Many brands represent the tradition of hard work. Caterpillar, for instance, makes heavy construction equipment, but they’ve expanded into shoes, clothing, outdoor equipment and even toys. The Discovery Channel licensed the name of its “Dirty Jobs” TV show, where host Mike Rowe tries out the dirtiest jobs around, for a line of cleaning products. These brand extensions appeal to everyone from construction workers to weekend outdoorsmen.
Last Spring, “Southern Living” magazine partnered with Ballard Designs to launch the Southern Living Collection. It features dishes, glasses, napkins, silverware and other tabletop accessories—all the stylish things you’d need to host a party that lives up the photos and ideas shown in the magazine. It’s a perfect extension for a brand that represents Southern style, charm and entertaining.
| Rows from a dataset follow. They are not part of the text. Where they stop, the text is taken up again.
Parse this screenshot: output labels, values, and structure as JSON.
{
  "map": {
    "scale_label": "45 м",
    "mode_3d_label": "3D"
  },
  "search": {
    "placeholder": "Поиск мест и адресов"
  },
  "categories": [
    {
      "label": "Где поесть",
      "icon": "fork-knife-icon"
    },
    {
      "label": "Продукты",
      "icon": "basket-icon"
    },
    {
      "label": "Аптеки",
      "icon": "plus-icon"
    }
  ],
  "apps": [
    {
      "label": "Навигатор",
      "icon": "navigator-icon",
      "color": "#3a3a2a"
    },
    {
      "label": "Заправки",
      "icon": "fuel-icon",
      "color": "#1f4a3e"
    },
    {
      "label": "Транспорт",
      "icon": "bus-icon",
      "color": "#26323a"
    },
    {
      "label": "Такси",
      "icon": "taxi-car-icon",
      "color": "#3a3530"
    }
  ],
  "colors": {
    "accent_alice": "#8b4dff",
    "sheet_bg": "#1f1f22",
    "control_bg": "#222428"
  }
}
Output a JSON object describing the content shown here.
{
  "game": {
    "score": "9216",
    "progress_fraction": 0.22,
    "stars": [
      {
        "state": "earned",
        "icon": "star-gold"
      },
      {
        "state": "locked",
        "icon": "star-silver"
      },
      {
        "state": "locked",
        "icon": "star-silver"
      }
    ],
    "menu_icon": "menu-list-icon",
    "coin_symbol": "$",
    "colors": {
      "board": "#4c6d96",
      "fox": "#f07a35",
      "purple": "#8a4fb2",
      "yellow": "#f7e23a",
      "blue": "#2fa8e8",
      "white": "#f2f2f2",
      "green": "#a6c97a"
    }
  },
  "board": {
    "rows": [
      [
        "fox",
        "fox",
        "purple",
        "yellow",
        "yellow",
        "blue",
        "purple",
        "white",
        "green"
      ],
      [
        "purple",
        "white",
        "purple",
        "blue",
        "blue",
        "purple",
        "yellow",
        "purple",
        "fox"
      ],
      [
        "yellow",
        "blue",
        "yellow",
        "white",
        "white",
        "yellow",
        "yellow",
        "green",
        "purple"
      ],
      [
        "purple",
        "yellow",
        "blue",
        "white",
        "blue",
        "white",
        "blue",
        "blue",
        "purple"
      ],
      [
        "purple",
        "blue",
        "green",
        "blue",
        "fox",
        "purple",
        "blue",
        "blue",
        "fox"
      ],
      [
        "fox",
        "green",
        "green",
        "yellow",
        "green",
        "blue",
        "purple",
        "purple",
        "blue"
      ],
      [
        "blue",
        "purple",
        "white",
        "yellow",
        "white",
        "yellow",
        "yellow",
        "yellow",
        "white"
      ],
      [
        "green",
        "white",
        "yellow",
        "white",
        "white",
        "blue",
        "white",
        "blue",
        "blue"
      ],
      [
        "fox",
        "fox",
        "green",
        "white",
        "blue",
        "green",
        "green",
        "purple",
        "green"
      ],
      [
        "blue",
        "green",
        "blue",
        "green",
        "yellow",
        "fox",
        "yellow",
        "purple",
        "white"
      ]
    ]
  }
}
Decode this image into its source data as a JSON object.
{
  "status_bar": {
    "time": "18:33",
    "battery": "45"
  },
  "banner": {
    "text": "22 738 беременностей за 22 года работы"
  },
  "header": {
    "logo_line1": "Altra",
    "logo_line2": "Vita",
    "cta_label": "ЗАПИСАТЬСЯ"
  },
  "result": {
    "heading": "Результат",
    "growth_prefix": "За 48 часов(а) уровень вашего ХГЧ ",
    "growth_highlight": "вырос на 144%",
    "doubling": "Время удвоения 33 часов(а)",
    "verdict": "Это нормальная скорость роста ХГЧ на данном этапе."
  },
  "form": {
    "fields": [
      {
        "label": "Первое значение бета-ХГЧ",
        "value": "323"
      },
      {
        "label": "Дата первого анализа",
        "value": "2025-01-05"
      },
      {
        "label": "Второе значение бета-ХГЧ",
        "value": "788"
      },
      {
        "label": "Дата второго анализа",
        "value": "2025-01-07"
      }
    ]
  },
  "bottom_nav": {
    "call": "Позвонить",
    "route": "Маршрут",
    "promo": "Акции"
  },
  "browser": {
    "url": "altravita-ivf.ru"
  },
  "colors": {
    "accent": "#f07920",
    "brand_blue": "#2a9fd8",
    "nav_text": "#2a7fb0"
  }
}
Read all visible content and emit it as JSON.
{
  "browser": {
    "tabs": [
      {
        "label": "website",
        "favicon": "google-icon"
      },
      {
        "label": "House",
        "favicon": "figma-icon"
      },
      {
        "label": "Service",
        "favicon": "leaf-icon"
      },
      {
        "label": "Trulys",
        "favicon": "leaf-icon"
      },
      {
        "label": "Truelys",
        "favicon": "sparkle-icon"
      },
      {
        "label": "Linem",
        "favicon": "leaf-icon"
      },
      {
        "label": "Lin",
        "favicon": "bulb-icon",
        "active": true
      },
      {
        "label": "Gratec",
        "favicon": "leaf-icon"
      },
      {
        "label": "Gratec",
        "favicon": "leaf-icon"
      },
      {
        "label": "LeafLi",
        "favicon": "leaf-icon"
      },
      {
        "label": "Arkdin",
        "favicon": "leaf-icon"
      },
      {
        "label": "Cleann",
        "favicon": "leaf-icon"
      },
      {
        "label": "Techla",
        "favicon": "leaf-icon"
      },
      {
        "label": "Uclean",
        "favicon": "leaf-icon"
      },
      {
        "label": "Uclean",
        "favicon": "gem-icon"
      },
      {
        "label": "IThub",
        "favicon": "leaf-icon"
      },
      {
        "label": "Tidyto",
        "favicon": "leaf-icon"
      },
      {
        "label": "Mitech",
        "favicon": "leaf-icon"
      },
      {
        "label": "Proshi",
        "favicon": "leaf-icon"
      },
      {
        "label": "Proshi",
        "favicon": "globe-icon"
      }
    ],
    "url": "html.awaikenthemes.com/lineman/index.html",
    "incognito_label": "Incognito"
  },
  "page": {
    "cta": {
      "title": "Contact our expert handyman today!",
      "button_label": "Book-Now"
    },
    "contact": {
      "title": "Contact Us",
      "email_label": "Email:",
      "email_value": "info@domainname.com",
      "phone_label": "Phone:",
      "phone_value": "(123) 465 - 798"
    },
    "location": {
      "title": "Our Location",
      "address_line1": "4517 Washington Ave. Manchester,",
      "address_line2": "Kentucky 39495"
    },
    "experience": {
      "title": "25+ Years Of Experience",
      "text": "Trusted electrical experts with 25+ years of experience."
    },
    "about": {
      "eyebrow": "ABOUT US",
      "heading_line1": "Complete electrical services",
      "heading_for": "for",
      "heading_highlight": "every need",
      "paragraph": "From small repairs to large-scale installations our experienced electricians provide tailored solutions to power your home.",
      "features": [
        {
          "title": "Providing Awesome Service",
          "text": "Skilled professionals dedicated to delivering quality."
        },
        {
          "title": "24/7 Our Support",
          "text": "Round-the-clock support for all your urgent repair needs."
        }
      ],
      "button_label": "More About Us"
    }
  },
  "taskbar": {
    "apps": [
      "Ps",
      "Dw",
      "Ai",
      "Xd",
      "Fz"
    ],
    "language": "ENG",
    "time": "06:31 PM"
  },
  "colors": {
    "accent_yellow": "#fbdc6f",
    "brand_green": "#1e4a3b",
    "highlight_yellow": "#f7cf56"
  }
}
Jeep represents the freedom of driving off-road, and to capitalize on this perception, the brand has licensed its name for a range of products: clothing, knives, tents, bicycles, baby strollers and more.
LOVE OF LEARNING
The Discovery Channel helps the intellectually curious discover new things. My agency helped them leverage this learning lifestyle with brand extensions that ranged from toys to digital voice recorders. Each one helps consumers explore their world.
SPORTS & FITNESS
Nike’s founder’s observation, “If you have a body, you are an athlete,” has set the tone and direction for the brand. Originally a line of running shoes, Nike-branded products now include athletic footwear, apparel, equipment and accessories for a wide variety of sports and fitness activities.
Does your brand represent one of these lifestyles? Or a different one completely? It might be the best way to extend your brand. And develop a cult-like following among consumers who want to live your brand’s lifestyle.
In the Pro Series: Put Your Best Brand Forward Kit, you’ll discover the identity design process of legendary designers Tom Geismar, Ivan Chermayeff, and Sagi Haviv. You’ll learn how to further develop your brand from Scott Lermanwho explores the frameworks he uses for developing and redefining brands. Learn how to incorporate inspiration into your design process for logo design, rather than just getting an array of already completed logos to stare at.